The truth is that construction and other trade jobs are heavily tool-based efforts. We have to lug around our equipment, or bring other materials to our workshop, or sometimes, even own a personal production line necessary for more advanced work. If we use tools, then odds are, there will come a day when we have to decommission old equipment.
Of course, it’s not just hand or power tools that can be defined in this way. Workshop installations or even vehicles are part of our business asset library, and in order to get our best use of them, maintenance and careful use is essential. Not only that, but we have to invest in security, as a van full of tools are often the most preferred targets for would-be thieves.
Yet when the time comes for replacing your old equipment as best you can, it’s important to know what your options are. Decommissioning old equipment can take time, and it must be handled correctly. However, it can also sometimes ensure you can squeeze out some last drops of value before you part with your unwanted assets. Here’s how:
Finding The Best Value
Finding the best value in selling your equipment can be helpful. Diligently cleaning your equipment and selling it at a construction or trade auction can potentially help you shift large volumes of tools to those who might use those materials for other purposes. You may be able to trade in old tools for newer items through a loyalty plan curated by some services. Always see if there’s a final use for equipment or tools before you let them go, and consider replacing your current equipment with reliable services, such as those offering used CNC machines.
Liquidation & Decommissioning

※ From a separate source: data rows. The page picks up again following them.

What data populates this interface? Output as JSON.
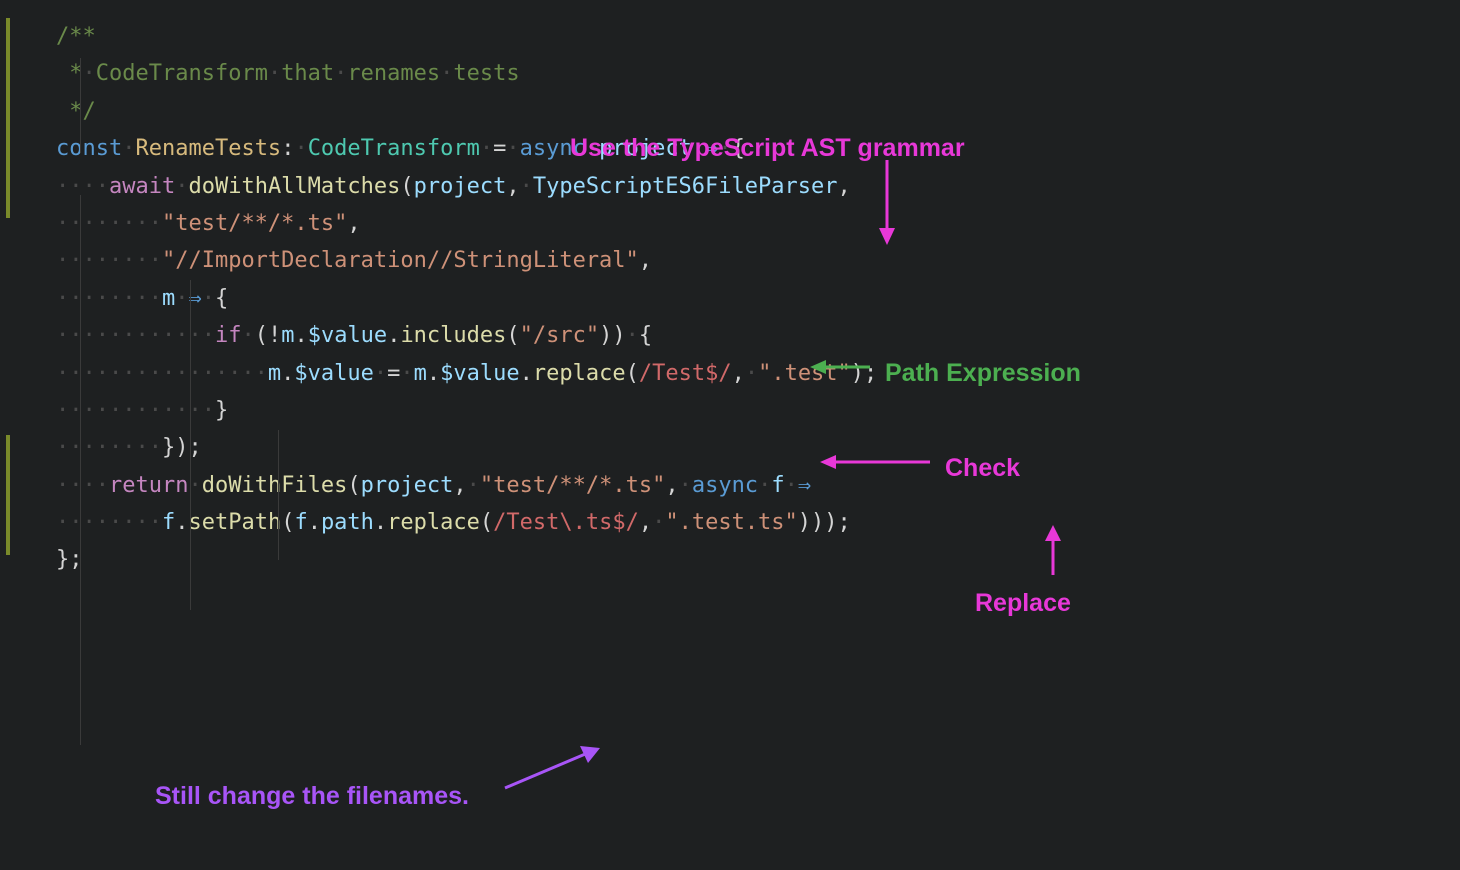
{
  "code": {
    "comment_open": "/**",
    "comment_body": " * CodeTransform that renames tests",
    "comment_close": " */",
    "l1_const": "const",
    "l1_name": "RenameTests",
    "l1_colon": ":",
    "l1_type": "CodeTransform",
    "l1_eq": "=",
    "l1_async": "async",
    "l1_param": "project",
    "l1_arrow": "⇒",
    "l1_brace": "{",
    "l2_await": "await",
    "l2_fn": "doWithAllMatches",
    "l2_p1": "project",
    "l2_p2": "TypeScriptES6FileParser",
    "l3_str": "\"test/**/*.ts\"",
    "l4_str": "\"//ImportDeclaration//StringLiteral\"",
    "l5_m": "m",
    "l5_arrow": "⇒",
    "l5_brace": "{",
    "l6_if": "if",
    "l6_not": "!",
    "l6_m": "m",
    "l6_dot": ".",
    "l6_val": "$value",
    "l6_inc": "includes",
    "l6_arg": "\"/src\"",
    "l6_brace": "{",
    "l7_m": "m",
    "l7_val": "$value",
    "l7_eq": "=",
    "l7_m2": "m",
    "l7_val2": "$value",
    "l7_rep": "replace",
    "l7_regex": "/Test$/",
    "l7_repstr": "\".test\"",
    "l8_brace": "}",
    "l9_close": "});",
    "l10_return": "return",
    "l10_fn": "doWithFiles",
    "l10_p1": "project",
    "l10_str": "\"test/**/*.ts\"",
    "l10_async": "async",
    "l10_f": "f",
    "l10_arrow": "⇒",
    "l11_f": "f",
    "l11_set": "setPath",
    "l11_f2": "f",
    "l11_path": "path",
    "l11_rep": "replace",
    "l11_regex": "/Test\\.ts$/",
    "l11_str": "\".test.ts\"",
    "l12_close": "};"
  },
  "annotations": {
    "ast": "Use the TypeScript AST grammar",
    "path": "Path Expression",
    "check": "Check",
    "replace": "Replace",
    "filenames": "Still change the filenames."
  },
  "dots": {
    "d4": "····",
    "d8": "········",
    "d12": "············",
    "d16": "················"
  }
}
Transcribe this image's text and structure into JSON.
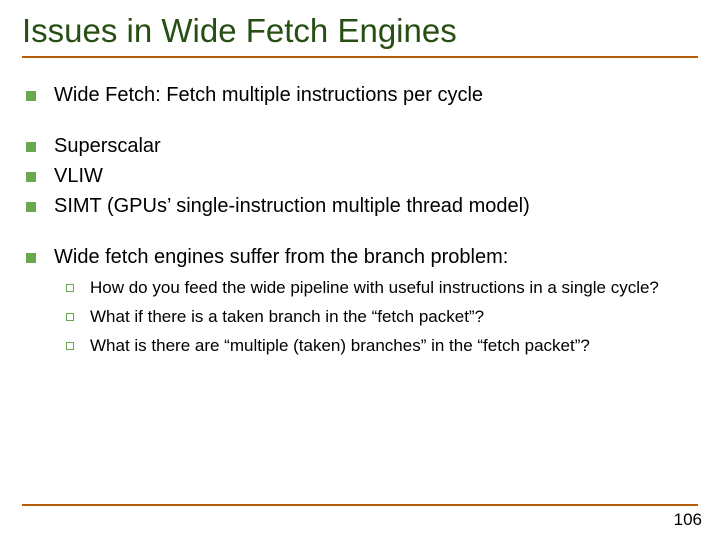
{
  "title": "Issues in Wide Fetch Engines",
  "bullets_group1": [
    "Wide Fetch: Fetch multiple instructions per cycle"
  ],
  "bullets_group2": [
    "Superscalar",
    "VLIW",
    "SIMT (GPUs’ single-instruction multiple thread model)"
  ],
  "bullets_group3": [
    "Wide fetch engines suffer from the branch problem:"
  ],
  "subbullets": [
    "How do you feed the wide pipeline with useful instructions in a single cycle?",
    "What if there is a taken branch in the “fetch packet”?",
    "What is there are “multiple (taken) branches” in the “fetch packet”?"
  ],
  "page_number": "106"
}
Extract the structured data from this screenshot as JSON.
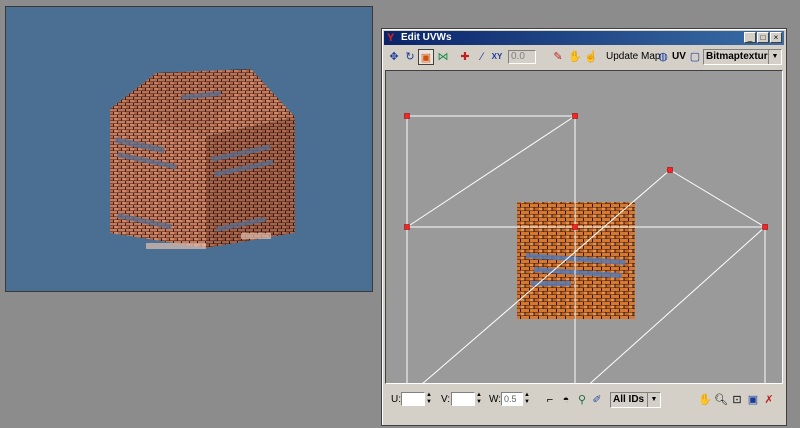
{
  "window": {
    "title": "Edit UVWs",
    "minimize": "_",
    "maximize": "□",
    "close": "×"
  },
  "toolbar": {
    "value_field": "0.0",
    "update_map_label": "Update Map",
    "uv_label": "UV",
    "map_dropdown": "Bitmaptexture"
  },
  "bottom": {
    "u_label": "U:",
    "v_label": "V:",
    "w_label": "W:",
    "w_value": "0.5",
    "ids_dropdown": "All IDs"
  },
  "colors": {
    "viewport_bg": "#4b6f92",
    "uv_canvas_bg": "#9a9a9a",
    "edge": "#ffffff",
    "vertex": "#ff0000",
    "brick": "#c87450"
  }
}
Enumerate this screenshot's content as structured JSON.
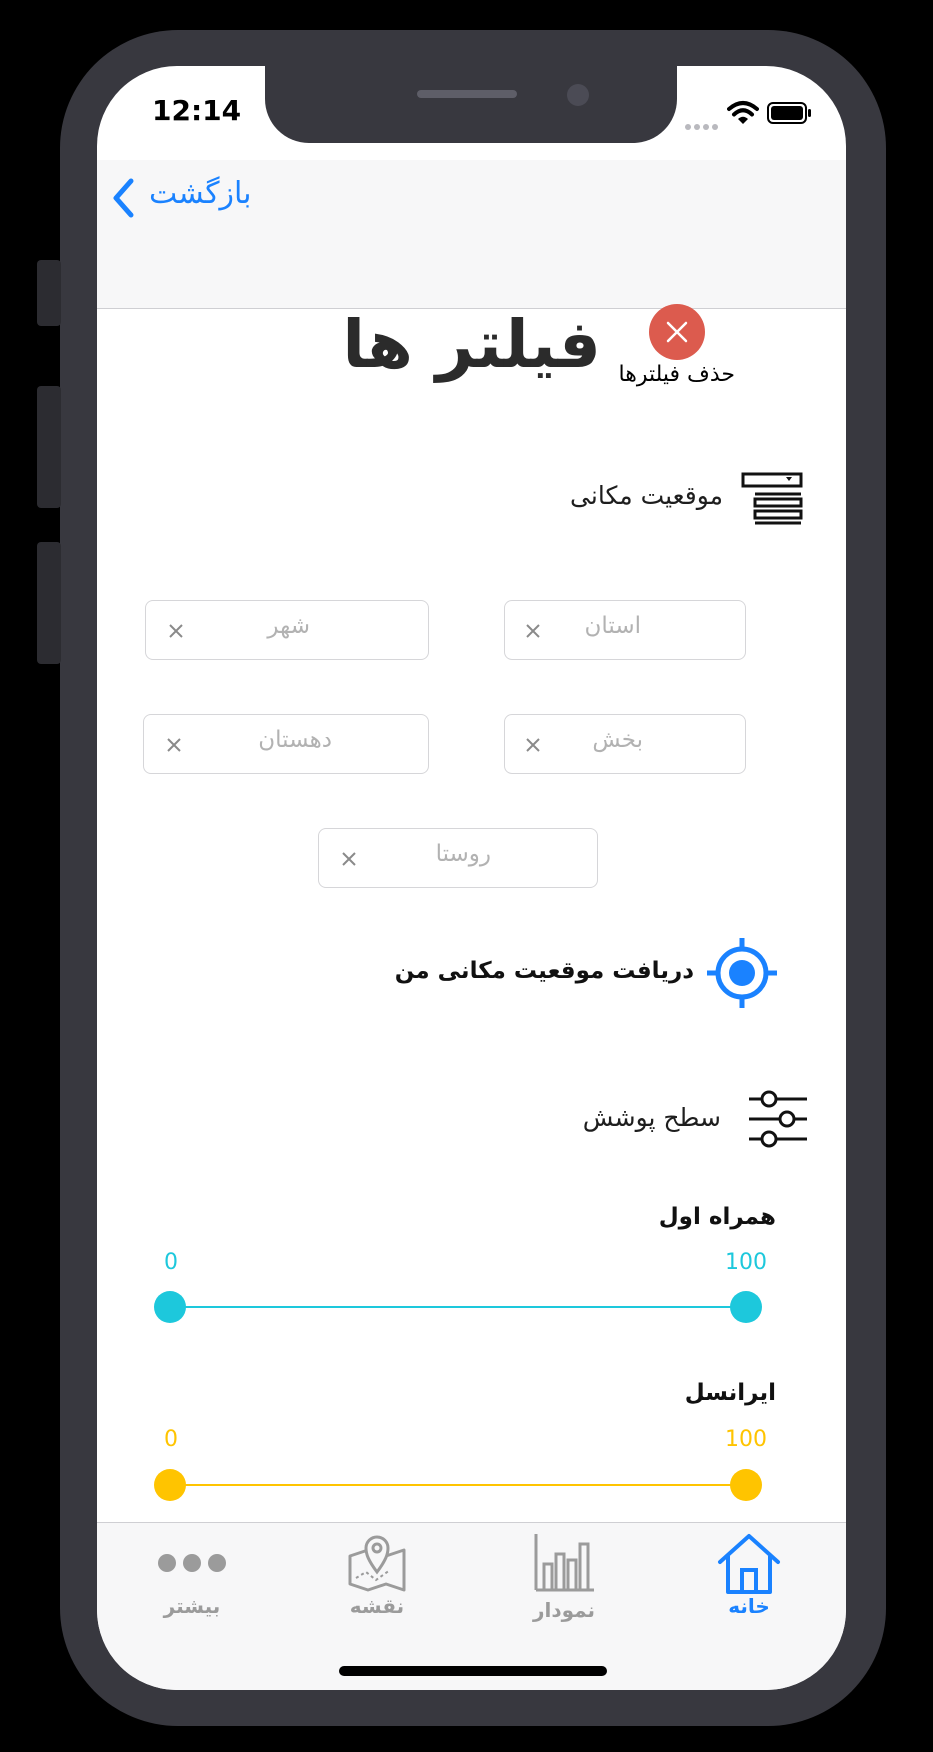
{
  "status_bar": {
    "time": "12:14"
  },
  "nav": {
    "back_label": "بازگشت"
  },
  "header": {
    "title": "فیلتر ها",
    "clear_filters_label": "حذف فیلترها"
  },
  "location_section": {
    "label": "موقعیت مکانی",
    "fields": {
      "province": "استان",
      "city": "شهر",
      "district": "بخش",
      "rural_district": "دهستان",
      "village": "روستا"
    },
    "get_location_label": "دریافت موقعیت مکانی من"
  },
  "coverage_section": {
    "label": "سطح پوشش",
    "operators": [
      {
        "name": "همراه اول",
        "min": "0",
        "max": "100",
        "color": "#1dc8dc"
      },
      {
        "name": "ایرانسل",
        "min": "0",
        "max": "100",
        "color": "#ffc400"
      }
    ]
  },
  "tabbar": {
    "more": "بیشتر",
    "map": "نقشه",
    "chart": "نمودار",
    "home": "خانه",
    "active_color": "#1a82ff"
  }
}
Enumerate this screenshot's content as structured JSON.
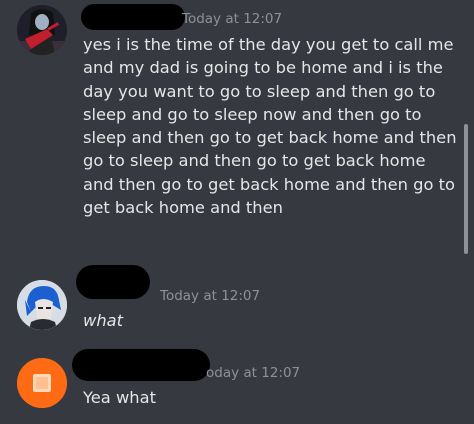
{
  "messages": [
    {
      "author_redacted": true,
      "timestamp": "Today at 12:07",
      "avatar": "dark-character-avatar-with-red-guitar",
      "content": "yes i is the time of the day you get to call me\nand my dad is going to be home and i is the\nday you want to go to sleep and then go to\nsleep and go to sleep now and then go to\nsleep and then go to get back home and then\ngo to sleep and then go to get back home\nand then go to get back home and then go to\nget back home and then"
    },
    {
      "author_redacted": true,
      "timestamp": "Today at 12:07",
      "avatar": "blue-haired-character-avatar",
      "content": "what"
    },
    {
      "author_redacted": true,
      "timestamp": "oday at 12:07",
      "avatar": "orange-default-avatar",
      "content": "Yea what"
    }
  ],
  "colors": {
    "background": "#36393f",
    "timestamp": "#8e9297",
    "text": "#e6e6e7",
    "orange_avatar": "#ff6a14"
  }
}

Using a liquidation and decommissioning service can help you more readily rid yourself of all your unused or unwanted assets in a matter of weeks. From decommissioning old vehicles to disassembling production equipment safely and careful, use of these services may net you less of an immediate payment than you may expect, but you save money in storage, in needing to properly dispose of the items, and in avoiding the effort it takes to source purchasers at a price point you want. As such, these entities are often an industry favorite.
Of course, sometimes it takes specialist to carefully and slowly disassemble old equipment so that safety is paramount. Sometimes, this may mean paying the official manufacturer of a piece of workshop machinery to come and nullify its operation to ensure that it’s safe from now into the future. It may also be that recycling certain materials, such as old scaffolding works, is only truly possible when heading to an industrial recycling plant, allowing you to make sure you dispose of such materials in an ethical and correct manner. All these services will require a diligent inventory and inspection before taking the load on, but they are worth their weight in gold when you achieve that.
With this advice, we hope you can more easily and readily decommission new equipment as standard.